So what is Collaborative Law? This is a process through which the husband, wife and their respective Solicitors meet in a four way meeting to discuss the issues that are concerning to both of them. In the traditional approach, both solicitors would work independently to each other and it is not common that all parties would meet to discuss the issues as openly as they would at a four way meeting with all the parties. In the Collaborative process both parties and Solicitors sign an agreement in which they pledge not to take this matter to Court and commit to trying to reach a conclusion by working together. The Solicitors ensure that the parties interested are protected and the pace at which progress is made is dictated by the parties. This process offers the advantage of reaching a solution that works for the whole family and solicitors do not become positional as they would in the traditional adversarial process of going to Court.
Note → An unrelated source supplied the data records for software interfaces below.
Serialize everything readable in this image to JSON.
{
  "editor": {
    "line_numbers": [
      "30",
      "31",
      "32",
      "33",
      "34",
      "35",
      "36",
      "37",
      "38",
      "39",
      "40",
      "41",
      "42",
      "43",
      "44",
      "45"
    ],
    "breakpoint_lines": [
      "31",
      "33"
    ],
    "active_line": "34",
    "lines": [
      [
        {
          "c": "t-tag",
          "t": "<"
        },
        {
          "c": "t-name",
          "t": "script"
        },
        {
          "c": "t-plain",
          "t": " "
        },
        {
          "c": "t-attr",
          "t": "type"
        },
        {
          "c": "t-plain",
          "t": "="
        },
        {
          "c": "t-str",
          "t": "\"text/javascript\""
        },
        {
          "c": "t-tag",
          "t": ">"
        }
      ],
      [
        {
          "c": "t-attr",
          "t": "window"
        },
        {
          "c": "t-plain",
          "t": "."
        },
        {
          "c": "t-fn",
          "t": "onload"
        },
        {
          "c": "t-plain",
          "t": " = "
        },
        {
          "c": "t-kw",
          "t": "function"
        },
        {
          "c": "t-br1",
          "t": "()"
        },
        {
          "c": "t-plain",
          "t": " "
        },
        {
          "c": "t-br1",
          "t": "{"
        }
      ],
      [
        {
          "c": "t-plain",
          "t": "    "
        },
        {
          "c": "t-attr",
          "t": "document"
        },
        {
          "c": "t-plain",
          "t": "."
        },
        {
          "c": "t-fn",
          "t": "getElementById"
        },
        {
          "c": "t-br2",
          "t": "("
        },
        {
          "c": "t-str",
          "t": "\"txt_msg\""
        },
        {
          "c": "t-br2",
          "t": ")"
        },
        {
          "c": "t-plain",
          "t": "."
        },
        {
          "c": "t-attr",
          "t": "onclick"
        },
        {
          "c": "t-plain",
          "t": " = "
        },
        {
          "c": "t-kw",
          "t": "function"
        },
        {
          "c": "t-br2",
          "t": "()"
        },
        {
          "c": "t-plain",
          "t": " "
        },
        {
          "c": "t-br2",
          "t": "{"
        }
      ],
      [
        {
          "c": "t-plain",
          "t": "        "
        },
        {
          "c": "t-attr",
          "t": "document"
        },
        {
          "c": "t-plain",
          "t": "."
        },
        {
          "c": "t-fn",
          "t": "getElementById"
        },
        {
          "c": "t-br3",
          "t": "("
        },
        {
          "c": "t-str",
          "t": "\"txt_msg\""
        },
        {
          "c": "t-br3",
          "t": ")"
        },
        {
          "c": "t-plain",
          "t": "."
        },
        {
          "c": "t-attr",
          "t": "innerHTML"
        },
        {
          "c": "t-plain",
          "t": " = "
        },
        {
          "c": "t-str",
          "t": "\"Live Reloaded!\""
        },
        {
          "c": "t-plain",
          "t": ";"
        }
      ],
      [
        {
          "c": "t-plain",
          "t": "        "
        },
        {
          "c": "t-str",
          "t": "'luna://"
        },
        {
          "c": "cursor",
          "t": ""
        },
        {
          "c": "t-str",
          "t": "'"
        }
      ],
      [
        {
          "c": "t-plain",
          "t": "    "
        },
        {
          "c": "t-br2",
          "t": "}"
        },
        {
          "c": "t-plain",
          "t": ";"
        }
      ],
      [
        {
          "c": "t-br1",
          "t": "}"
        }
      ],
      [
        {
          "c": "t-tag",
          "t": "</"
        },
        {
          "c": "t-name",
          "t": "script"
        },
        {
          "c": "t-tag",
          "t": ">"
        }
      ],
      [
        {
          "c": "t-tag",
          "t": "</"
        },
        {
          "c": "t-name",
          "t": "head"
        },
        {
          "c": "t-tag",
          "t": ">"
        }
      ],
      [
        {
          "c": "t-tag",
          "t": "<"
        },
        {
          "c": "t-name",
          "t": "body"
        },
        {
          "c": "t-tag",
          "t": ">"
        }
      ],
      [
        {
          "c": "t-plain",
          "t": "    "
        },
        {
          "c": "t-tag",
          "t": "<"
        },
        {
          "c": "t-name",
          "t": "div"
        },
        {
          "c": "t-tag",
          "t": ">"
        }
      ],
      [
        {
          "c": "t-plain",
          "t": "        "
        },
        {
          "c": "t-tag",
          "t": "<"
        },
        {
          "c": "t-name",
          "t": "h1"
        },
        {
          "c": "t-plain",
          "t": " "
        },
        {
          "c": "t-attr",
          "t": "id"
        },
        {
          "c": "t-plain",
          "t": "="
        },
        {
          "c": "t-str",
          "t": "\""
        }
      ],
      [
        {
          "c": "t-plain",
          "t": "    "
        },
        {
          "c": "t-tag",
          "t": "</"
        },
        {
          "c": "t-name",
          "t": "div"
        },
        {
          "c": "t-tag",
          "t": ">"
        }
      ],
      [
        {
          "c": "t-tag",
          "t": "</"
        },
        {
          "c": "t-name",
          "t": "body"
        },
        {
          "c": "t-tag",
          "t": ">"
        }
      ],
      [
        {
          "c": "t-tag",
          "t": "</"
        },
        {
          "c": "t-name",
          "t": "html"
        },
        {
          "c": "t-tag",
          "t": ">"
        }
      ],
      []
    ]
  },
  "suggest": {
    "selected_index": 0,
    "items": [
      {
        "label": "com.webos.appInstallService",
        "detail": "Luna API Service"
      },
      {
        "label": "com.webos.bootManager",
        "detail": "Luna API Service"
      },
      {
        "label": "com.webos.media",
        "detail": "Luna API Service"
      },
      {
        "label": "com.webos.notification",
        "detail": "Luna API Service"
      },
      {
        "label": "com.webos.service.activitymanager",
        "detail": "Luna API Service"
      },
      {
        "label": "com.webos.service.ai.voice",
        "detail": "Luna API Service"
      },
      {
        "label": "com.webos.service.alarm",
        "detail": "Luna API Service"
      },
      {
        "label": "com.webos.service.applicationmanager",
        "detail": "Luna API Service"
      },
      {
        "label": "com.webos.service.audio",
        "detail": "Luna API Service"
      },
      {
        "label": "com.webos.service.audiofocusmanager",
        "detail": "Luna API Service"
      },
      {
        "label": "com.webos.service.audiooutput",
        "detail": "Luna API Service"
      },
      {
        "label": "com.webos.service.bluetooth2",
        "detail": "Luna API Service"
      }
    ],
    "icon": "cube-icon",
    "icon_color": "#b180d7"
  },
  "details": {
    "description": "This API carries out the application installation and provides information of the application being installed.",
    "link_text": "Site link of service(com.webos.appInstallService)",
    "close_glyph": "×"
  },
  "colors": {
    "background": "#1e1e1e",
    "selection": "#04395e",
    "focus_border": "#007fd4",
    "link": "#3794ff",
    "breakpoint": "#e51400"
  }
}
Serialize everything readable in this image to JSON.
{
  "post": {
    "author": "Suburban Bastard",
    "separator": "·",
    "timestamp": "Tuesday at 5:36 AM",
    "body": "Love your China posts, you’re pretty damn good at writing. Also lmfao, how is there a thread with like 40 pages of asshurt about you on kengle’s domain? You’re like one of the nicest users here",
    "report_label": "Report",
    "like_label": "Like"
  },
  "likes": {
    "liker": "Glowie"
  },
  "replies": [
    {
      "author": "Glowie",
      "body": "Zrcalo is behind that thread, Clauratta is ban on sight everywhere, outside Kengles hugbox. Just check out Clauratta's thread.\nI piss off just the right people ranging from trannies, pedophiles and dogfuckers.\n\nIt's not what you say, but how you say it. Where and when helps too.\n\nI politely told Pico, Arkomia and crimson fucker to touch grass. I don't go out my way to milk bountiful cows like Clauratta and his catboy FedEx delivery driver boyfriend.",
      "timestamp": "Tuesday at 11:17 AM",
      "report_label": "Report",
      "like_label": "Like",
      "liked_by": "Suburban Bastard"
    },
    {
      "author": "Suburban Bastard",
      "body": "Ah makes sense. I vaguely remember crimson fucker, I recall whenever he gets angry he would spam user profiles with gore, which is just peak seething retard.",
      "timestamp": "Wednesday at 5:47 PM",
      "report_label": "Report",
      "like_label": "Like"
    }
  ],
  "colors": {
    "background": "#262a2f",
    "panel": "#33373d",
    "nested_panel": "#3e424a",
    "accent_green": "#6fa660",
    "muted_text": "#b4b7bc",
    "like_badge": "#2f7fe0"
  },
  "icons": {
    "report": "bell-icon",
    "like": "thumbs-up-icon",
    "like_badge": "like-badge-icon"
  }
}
However, for the solution to benefit all concerned both parties must be willing to engage fully in the meetings and work towards a solution. Within this meeting there is still the financial disclosure of all assets and liabilities that both parties must provide and those that believe that they can enter this process and walk rough shod over the other party are seriously mistaken. The Collaborative process would demand just as rigorous an approach from the Solicitors in obtaining financial disclosure without which a fair financial settlement could not be reached.

The issues relating to Contact and Residence are resolved in much the same way with both parties being able to recognise the impact that Separation and Divorce have on the children. Both parties would discuss issues of concern and in order to resolve such issues must recognise the importance of the relationship of the non resident parent with the children. An ability for mutual respect as parents is essential for this process to be successful.

The Collaborative process engages the parties and their solicitors in a way where they work as a team to reach the most beneficial outcome for the whole family. The disadvantage is that if the process breaks down the Solicitors engaged in the Collaborative process cannot represent you in Court and you must instruct solicitors that have not engaged in this Collaborative process. This ensures that the solicitors do not have a vested interest in breaking down the communications within the Collaborative process so that they can add to your legal costs by taking the same case to Court. The other disadvantage is that if the process breaks down then you have to start the process of negotiations again and adopt the traditional, adversarial Court approach.

It is pleasing to report however, that those who engage in the Collaborative process openly and with honesty are extremely likely to resolve their case within this process. Statistics show that 97% of cases that are undertaken within the Collaborative process will settle this way. This percentage is higher than those cases that are referred to Mediation services.

There are Solicitors that offer a similar service and conduct round table meetings but the process is not Collaborative and the Solicitors may not be Accredited Resolution Collaborative Lawyers. It is important that if you want to engage in this process you instruct an Accredited Specialist who is trained and able to conduct matters in the correct way. You can find details of Collaborative Lawyers on the Resolution Website at

If you want to know more about this process then contact Talvinder Penaser who is an Accredited Collaborative Lawyer on 0113 3944145.